• Goal of the exercise:
Please copy the data below exactly; none of the pictures in it belong in the copy.

• Data:
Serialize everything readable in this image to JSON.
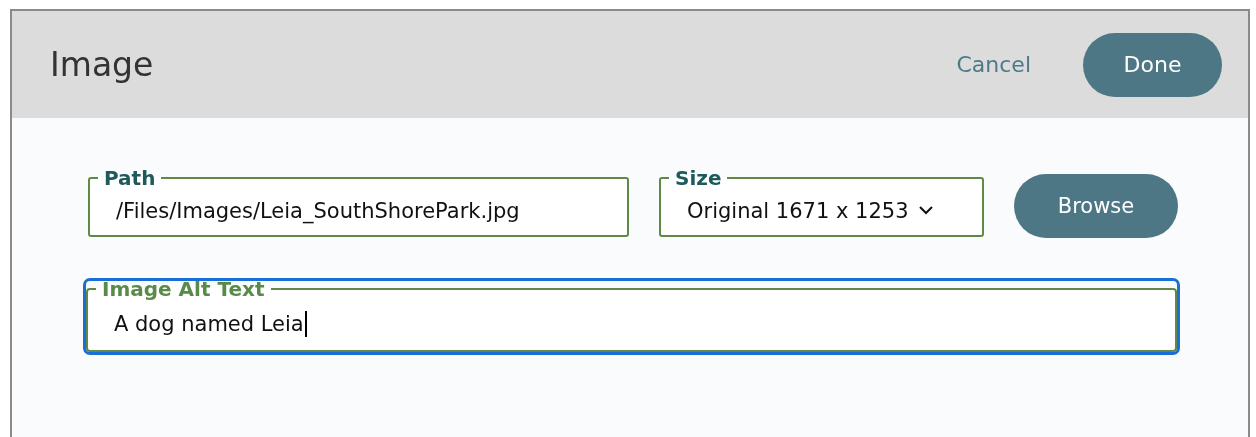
{
  "window": {
    "title": "Image"
  },
  "header_buttons": [
    {
      "label": "Cancel",
      "kind": "link"
    },
    {
      "label": "Done",
      "kind": "primary"
    }
  ],
  "fields": [
    {
      "label": "Path",
      "kind": "text",
      "value": "/Files/Images/Leia_SouthShorePark.jpg",
      "focused": false
    },
    {
      "label": "Size",
      "kind": "select",
      "value": "Original 1671 x 1253"
    },
    {
      "label": "Browse",
      "kind": "button"
    },
    {
      "label": "Image Alt Text",
      "kind": "text",
      "value": "A dog named Leia",
      "focused": true
    }
  ]
}
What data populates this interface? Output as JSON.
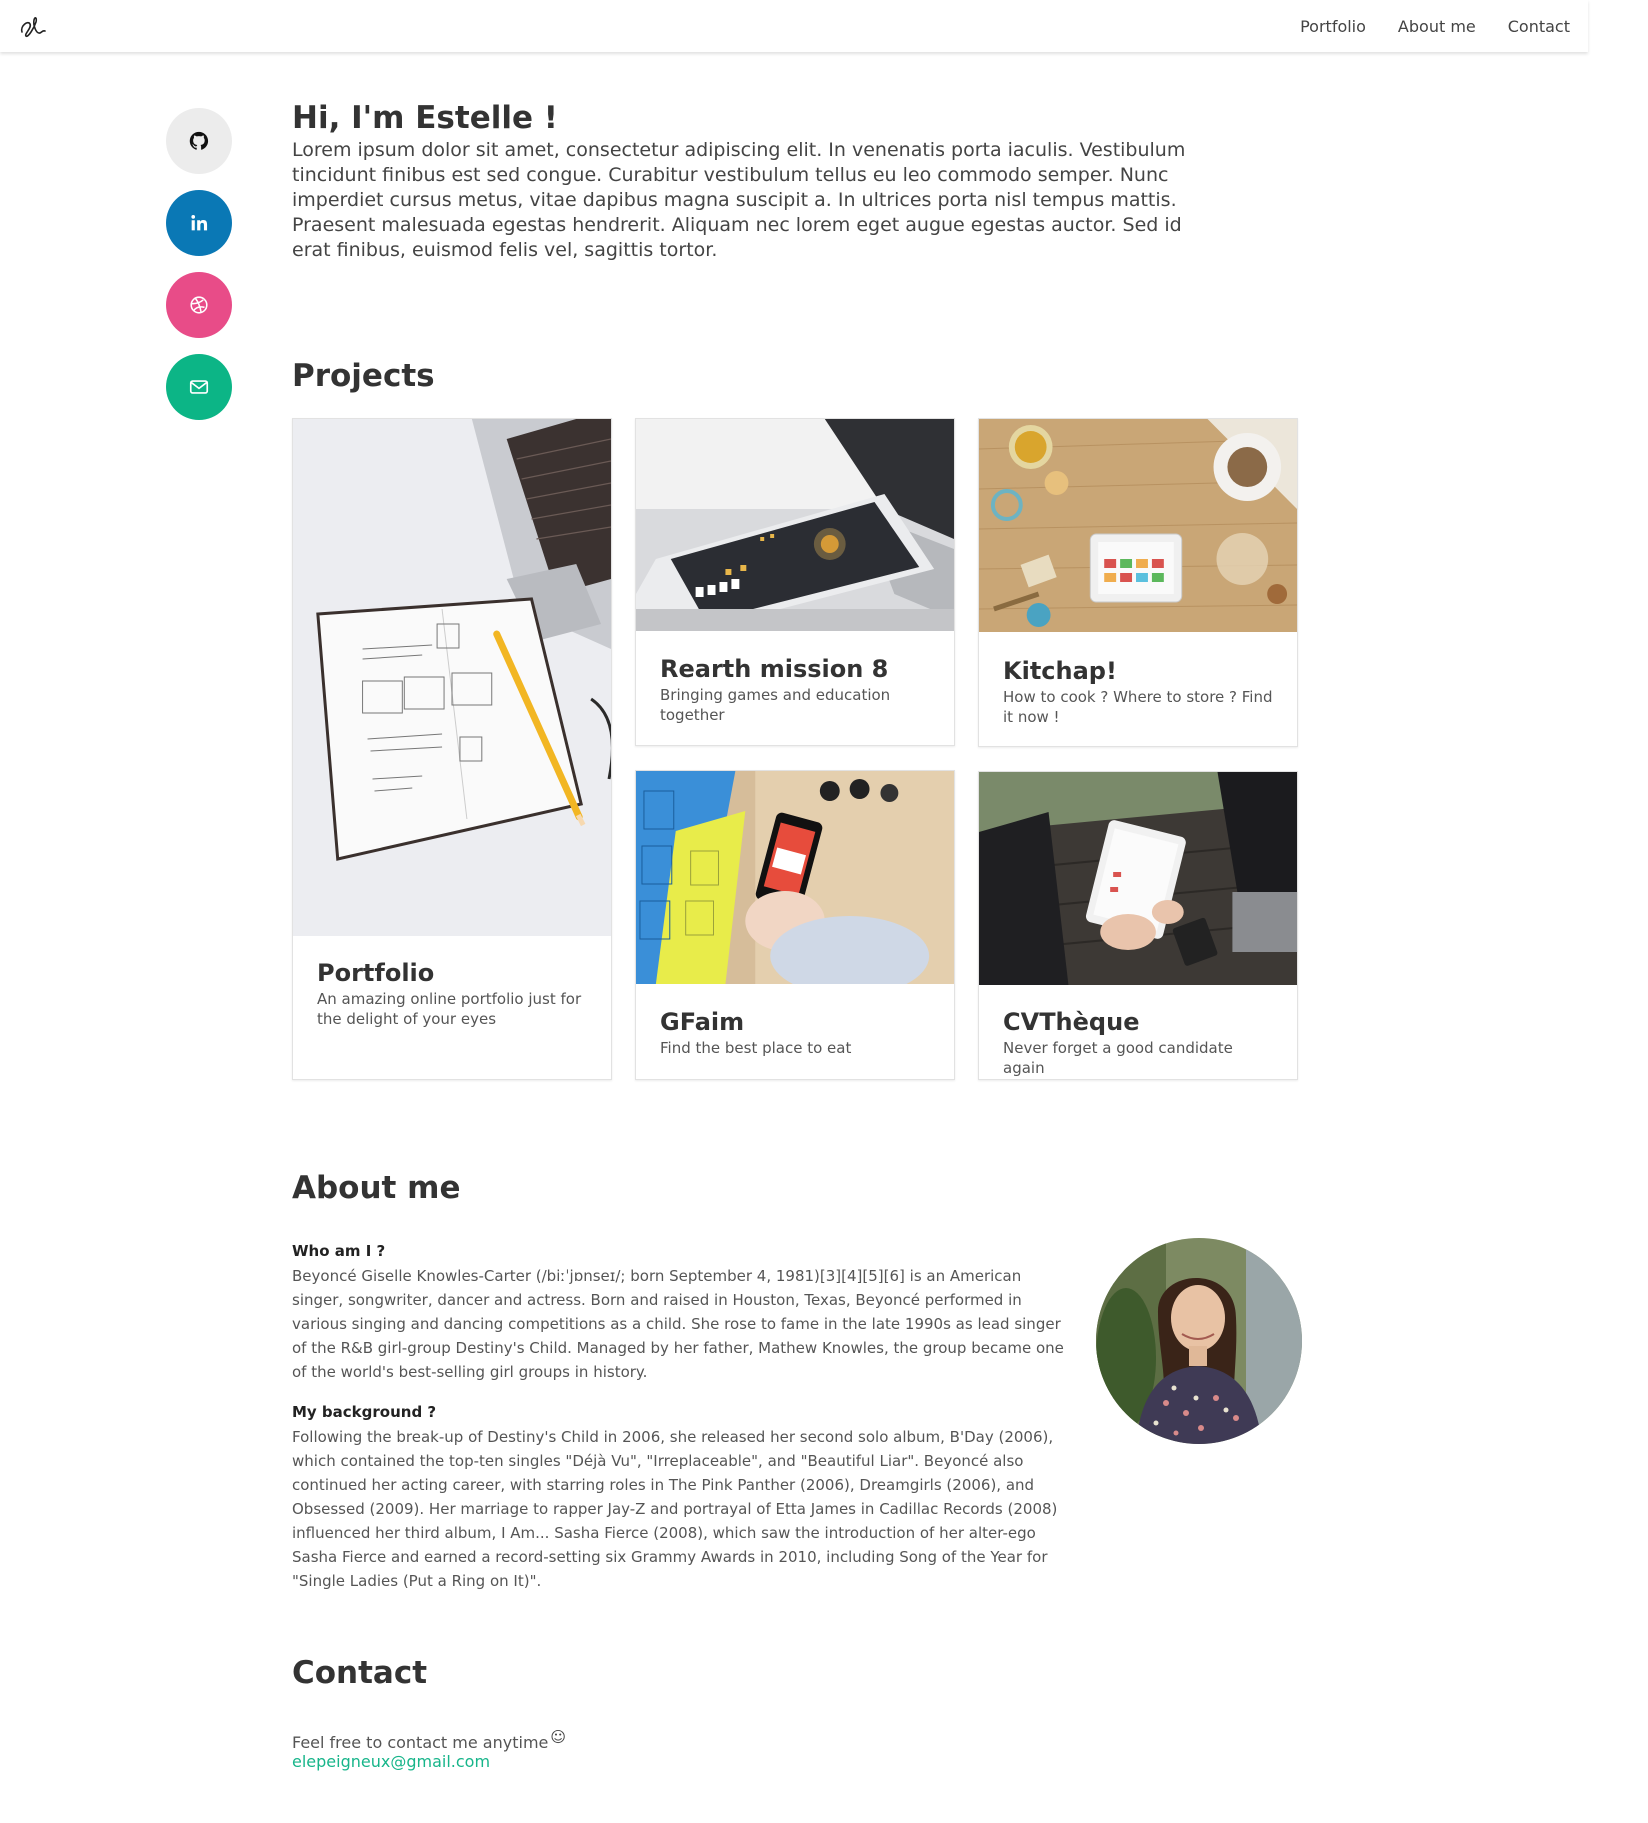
{
  "nav": {
    "brand_icon": "signature-logo-icon",
    "links": [
      {
        "label": "Portfolio"
      },
      {
        "label": "About me"
      },
      {
        "label": "Contact"
      }
    ]
  },
  "social": [
    {
      "name": "github",
      "icon": "github-icon",
      "color": "#ececec"
    },
    {
      "name": "linkedin",
      "icon": "linkedin-icon",
      "color": "#0a78b5"
    },
    {
      "name": "dribbble",
      "icon": "dribbble-icon",
      "color": "#e84c88"
    },
    {
      "name": "email",
      "icon": "envelope-icon",
      "color": "#0cb586"
    }
  ],
  "hero": {
    "title": "Hi, I'm Estelle !",
    "text": "Lorem ipsum dolor sit amet, consectetur adipiscing elit. In venenatis porta iaculis. Vestibulum tincidunt finibus est sed congue. Curabitur vestibulum tellus eu leo commodo semper. Nunc imperdiet cursus metus, vitae dapibus magna suscipit a. In ultrices porta nisl tempus mattis. Praesent malesuada egestas hendrerit. Aliquam nec lorem eget augue egestas auctor. Sed id erat finibus, euismod felis vel, sagittis tortor."
  },
  "projects": {
    "title": "Projects",
    "items": [
      {
        "title": "Portfolio",
        "description": "An amazing online portfolio just for the delight of your eyes"
      },
      {
        "title": "Rearth mission 8",
        "description": "Bringing games and education together"
      },
      {
        "title": "Kitchap!",
        "description": "How to cook ? Where to store ? Find it now !"
      },
      {
        "title": "GFaim",
        "description": "Find the best place to eat"
      },
      {
        "title": "CVThèque",
        "description": "Never forget a good candidate again"
      }
    ]
  },
  "about": {
    "title": "About me",
    "who_heading": "Who am I ?",
    "who_text": "Beyoncé Giselle Knowles-Carter (/biːˈjɒnseɪ/; born September 4, 1981)[3][4][5][6] is an American singer, songwriter, dancer and actress. Born and raised in Houston, Texas, Beyoncé performed in various singing and dancing competitions as a child. She rose to fame in the late 1990s as lead singer of the R&B girl-group Destiny's Child. Managed by her father, Mathew Knowles, the group became one of the world's best-selling girl groups in history.",
    "background_heading": "My background ?",
    "background_text": "Following the break-up of Destiny's Child in 2006, she released her second solo album, B'Day (2006), which contained the top-ten singles \"Déjà Vu\", \"Irreplaceable\", and \"Beautiful Liar\". Beyoncé also continued her acting career, with starring roles in The Pink Panther (2006), Dreamgirls (2006), and Obsessed (2009). Her marriage to rapper Jay-Z and portrayal of Etta James in Cadillac Records (2008) influenced her third album, I Am... Sasha Fierce (2008), which saw the introduction of her alter-ego Sasha Fierce and earned a record-setting six Grammy Awards in 2010, including Song of the Year for \"Single Ladies (Put a Ring on It)\"."
  },
  "contact": {
    "title": "Contact",
    "text": "Feel free to contact me anytime",
    "smiley": "☺",
    "email": "elepeigneux@gmail.com"
  }
}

• Solution below:
Serialize everything readable in this image to JSON.
{
  "window": {
    "title": "Image"
  },
  "header_buttons": [
    {
      "label": "Cancel",
      "kind": "link"
    },
    {
      "label": "Done",
      "kind": "primary"
    }
  ],
  "fields": [
    {
      "label": "Path",
      "kind": "text",
      "value": "/Files/Images/Leia_SouthShorePark.jpg",
      "focused": false
    },
    {
      "label": "Size",
      "kind": "select",
      "value": "Original 1671 x 1253"
    },
    {
      "label": "Browse",
      "kind": "button"
    },
    {
      "label": "Image Alt Text",
      "kind": "text",
      "value": "A dog named Leia",
      "focused": true
    }
  ]
}
What data populates this interface? Output as JSON.
{
  "nav": {
    "brand_icon": "signature-logo-icon",
    "links": [
      {
        "label": "Portfolio"
      },
      {
        "label": "About me"
      },
      {
        "label": "Contact"
      }
    ]
  },
  "social": [
    {
      "name": "github",
      "icon": "github-icon",
      "color": "#ececec"
    },
    {
      "name": "linkedin",
      "icon": "linkedin-icon",
      "color": "#0a78b5"
    },
    {
      "name": "dribbble",
      "icon": "dribbble-icon",
      "color": "#e84c88"
    },
    {
      "name": "email",
      "icon": "envelope-icon",
      "color": "#0cb586"
    }
  ],
  "hero": {
    "title": "Hi, I'm Estelle !",
    "text": "Lorem ipsum dolor sit amet, consectetur adipiscing elit. In venenatis porta iaculis. Vestibulum tincidunt finibus est sed congue. Curabitur vestibulum tellus eu leo commodo semper. Nunc imperdiet cursus metus, vitae dapibus magna suscipit a. In ultrices porta nisl tempus mattis. Praesent malesuada egestas hendrerit. Aliquam nec lorem eget augue egestas auctor. Sed id erat finibus, euismod felis vel, sagittis tortor."
  },
  "projects": {
    "title": "Projects",
    "items": [
      {
        "title": "Portfolio",
        "description": "An amazing online portfolio just for the delight of your eyes"
      },
      {
        "title": "Rearth mission 8",
        "description": "Bringing games and education together"
      },
      {
        "title": "Kitchap!",
        "description": "How to cook ? Where to store ? Find it now !"
      },
      {
        "title": "GFaim",
        "description": "Find the best place to eat"
      },
      {
        "title": "CVThèque",
        "description": "Never forget a good candidate again"
      }
    ]
  },
  "about": {
    "title": "About me",
    "who_heading": "Who am I ?",
    "who_text": "Beyoncé Giselle Knowles-Carter (/biːˈjɒnseɪ/; born September 4, 1981)[3][4][5][6] is an American singer, songwriter, dancer and actress. Born and raised in Houston, Texas, Beyoncé performed in various singing and dancing competitions as a child. She rose to fame in the late 1990s as lead singer of the R&B girl-group Destiny's Child. Managed by her father, Mathew Knowles, the group became one of the world's best-selling girl groups in history.",
    "background_heading": "My background ?",
    "background_text": "Following the break-up of Destiny's Child in 2006, she released her second solo album, B'Day (2006), which contained the top-ten singles \"Déjà Vu\", \"Irreplaceable\", and \"Beautiful Liar\". Beyoncé also continued her acting career, with starring roles in The Pink Panther (2006), Dreamgirls (2006), and Obsessed (2009). Her marriage to rapper Jay-Z and portrayal of Etta James in Cadillac Records (2008) influenced her third album, I Am... Sasha Fierce (2008), which saw the introduction of her alter-ego Sasha Fierce and earned a record-setting six Grammy Awards in 2010, including Song of the Year for \"Single Ladies (Put a Ring on It)\"."
  },
  "contact": {
    "title": "Contact",
    "text": "Feel free to contact me anytime",
    "smiley": "☺",
    "email": "elepeigneux@gmail.com"
  }
}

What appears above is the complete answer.